Tom Phillips based his complaint on the Fraud Act of 2006, a British law that outlaws making a profit off of false representations. According to Phillips, this is precisely what the Mormon Church does — it uses statements it knows to be factually untrue in order to secure tithes from members of the Church.
The facts in question, court records show, are tenets of the Mormon faith, including that Joseph Smith translated The Book of Mormon from ancient gold plates, that Native Americans are descendants of a family of Israelites, and that death didn’t exist on this planet until 6,000 years ago.
“These are not statements of mere ‘beliefs’ or opinions or theories,” Phillips wrote. “They are made as actual facts and their truthfulness can be objectively tested with evidence.”
Our neighbor in the Mormon portal, Daniel Peterson, asks Will England return to its onetime practice of criminalizing unpopular religious ideas? But that, I think, misses the point.
The idea that an institution should be able to back up the major claims that it makes while asking for money isn’t an inherently bad one. The case is under the Fraud Act, after all. And if all institutions are held to the same standard, then this can’t be considered persecution.
That said, I think the courts is overreaching by summoning Monson. This case has a snowflake’s chance in a blast furnace of moving forward, and it’s likely that the judges will get smacked down for it. The Church has also been moving away from many of those historical claims, so at the very last they have a credible defense.
Sill, if Monson wants to defuse the situation by flying out there and laying out all the evidence, I’ll chip in for his airfare.
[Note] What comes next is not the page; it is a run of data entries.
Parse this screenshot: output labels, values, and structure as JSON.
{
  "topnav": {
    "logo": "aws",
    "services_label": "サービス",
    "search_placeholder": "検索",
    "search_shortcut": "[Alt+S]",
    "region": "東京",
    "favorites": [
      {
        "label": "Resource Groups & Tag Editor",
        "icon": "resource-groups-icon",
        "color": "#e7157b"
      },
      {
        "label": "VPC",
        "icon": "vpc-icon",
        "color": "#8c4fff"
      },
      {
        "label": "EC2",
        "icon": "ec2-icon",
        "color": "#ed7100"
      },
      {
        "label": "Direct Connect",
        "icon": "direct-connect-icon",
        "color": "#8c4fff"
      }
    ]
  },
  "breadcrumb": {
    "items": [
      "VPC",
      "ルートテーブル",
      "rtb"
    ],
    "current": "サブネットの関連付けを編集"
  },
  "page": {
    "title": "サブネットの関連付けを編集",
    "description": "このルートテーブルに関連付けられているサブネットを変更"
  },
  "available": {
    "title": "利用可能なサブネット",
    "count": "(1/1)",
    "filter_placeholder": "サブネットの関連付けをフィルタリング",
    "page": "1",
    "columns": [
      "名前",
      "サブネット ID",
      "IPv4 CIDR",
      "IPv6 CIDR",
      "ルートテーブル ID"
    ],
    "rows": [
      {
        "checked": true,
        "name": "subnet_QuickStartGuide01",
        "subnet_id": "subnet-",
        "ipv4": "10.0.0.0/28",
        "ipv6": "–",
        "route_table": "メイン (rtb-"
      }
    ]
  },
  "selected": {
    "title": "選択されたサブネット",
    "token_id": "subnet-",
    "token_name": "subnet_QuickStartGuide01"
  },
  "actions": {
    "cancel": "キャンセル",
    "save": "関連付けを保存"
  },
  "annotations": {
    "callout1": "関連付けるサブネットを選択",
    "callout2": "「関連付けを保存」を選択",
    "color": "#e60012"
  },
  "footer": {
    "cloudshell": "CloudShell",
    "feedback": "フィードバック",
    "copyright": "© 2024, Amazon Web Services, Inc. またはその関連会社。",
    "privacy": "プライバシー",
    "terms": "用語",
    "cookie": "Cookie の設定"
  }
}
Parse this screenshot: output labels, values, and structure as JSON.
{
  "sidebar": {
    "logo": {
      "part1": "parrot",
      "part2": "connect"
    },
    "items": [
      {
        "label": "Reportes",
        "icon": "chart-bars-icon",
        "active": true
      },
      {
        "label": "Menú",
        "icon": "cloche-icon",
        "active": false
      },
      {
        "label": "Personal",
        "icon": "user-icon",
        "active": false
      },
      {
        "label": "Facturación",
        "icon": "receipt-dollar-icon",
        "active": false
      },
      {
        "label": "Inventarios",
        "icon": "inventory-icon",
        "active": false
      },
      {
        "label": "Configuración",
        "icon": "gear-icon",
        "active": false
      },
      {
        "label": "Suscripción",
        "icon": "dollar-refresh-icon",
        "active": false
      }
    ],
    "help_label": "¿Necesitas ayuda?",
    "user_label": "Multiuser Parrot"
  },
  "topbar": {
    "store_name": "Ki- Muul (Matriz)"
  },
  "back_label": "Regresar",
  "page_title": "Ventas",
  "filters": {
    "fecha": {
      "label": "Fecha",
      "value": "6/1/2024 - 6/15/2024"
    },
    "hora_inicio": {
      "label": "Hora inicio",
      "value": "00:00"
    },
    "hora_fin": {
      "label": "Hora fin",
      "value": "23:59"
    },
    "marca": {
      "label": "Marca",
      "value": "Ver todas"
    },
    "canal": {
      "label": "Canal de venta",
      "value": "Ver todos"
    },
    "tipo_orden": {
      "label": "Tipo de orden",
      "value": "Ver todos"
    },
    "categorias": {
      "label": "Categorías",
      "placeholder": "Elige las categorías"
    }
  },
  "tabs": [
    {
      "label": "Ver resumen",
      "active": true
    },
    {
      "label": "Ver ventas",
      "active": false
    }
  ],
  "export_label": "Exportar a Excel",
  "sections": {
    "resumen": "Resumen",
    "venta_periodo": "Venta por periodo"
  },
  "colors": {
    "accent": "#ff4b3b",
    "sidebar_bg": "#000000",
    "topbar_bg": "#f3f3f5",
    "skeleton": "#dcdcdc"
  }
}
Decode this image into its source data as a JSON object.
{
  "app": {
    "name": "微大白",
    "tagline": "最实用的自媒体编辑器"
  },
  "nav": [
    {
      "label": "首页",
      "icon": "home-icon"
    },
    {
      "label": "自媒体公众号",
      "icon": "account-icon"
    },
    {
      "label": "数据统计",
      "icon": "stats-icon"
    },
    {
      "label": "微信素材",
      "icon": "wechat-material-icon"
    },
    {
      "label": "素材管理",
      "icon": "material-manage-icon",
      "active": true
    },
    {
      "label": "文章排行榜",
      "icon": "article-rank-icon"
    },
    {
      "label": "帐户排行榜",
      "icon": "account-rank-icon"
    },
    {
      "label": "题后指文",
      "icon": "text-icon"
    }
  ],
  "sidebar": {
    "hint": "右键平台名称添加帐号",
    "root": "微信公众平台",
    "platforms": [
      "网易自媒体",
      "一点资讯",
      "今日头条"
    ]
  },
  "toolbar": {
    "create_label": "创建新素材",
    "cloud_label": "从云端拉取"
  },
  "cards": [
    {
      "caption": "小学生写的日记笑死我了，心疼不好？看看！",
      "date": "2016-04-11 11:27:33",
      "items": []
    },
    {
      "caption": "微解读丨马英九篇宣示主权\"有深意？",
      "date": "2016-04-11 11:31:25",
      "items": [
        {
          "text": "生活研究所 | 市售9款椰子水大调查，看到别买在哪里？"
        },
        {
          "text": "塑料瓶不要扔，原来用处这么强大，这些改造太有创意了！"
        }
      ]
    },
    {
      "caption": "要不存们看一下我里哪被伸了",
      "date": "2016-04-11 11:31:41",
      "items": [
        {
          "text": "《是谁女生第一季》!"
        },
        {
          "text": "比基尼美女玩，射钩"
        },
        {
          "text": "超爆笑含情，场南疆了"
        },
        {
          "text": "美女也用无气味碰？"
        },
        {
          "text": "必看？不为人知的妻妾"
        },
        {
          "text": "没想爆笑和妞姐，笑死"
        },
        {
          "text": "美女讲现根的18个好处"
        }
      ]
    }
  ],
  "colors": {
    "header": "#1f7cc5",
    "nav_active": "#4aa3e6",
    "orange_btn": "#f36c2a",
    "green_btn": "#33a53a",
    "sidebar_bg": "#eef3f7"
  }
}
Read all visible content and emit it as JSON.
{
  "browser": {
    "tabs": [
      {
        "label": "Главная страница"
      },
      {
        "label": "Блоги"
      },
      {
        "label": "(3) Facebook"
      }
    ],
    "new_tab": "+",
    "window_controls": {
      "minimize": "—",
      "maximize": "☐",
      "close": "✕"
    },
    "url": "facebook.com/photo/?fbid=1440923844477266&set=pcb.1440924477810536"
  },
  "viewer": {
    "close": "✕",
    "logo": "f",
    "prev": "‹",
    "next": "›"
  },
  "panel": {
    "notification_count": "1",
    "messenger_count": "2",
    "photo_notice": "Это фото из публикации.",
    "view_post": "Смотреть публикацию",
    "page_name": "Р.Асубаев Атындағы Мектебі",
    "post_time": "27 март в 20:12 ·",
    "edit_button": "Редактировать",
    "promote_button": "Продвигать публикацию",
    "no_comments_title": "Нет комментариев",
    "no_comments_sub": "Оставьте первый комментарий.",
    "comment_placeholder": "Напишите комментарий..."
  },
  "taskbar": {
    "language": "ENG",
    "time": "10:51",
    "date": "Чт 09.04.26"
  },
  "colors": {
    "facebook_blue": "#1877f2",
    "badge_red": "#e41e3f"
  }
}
For the record, Tom Phillips seems like an interesting man who has been a squeaky wheel before. Here’s his page at MormonThink.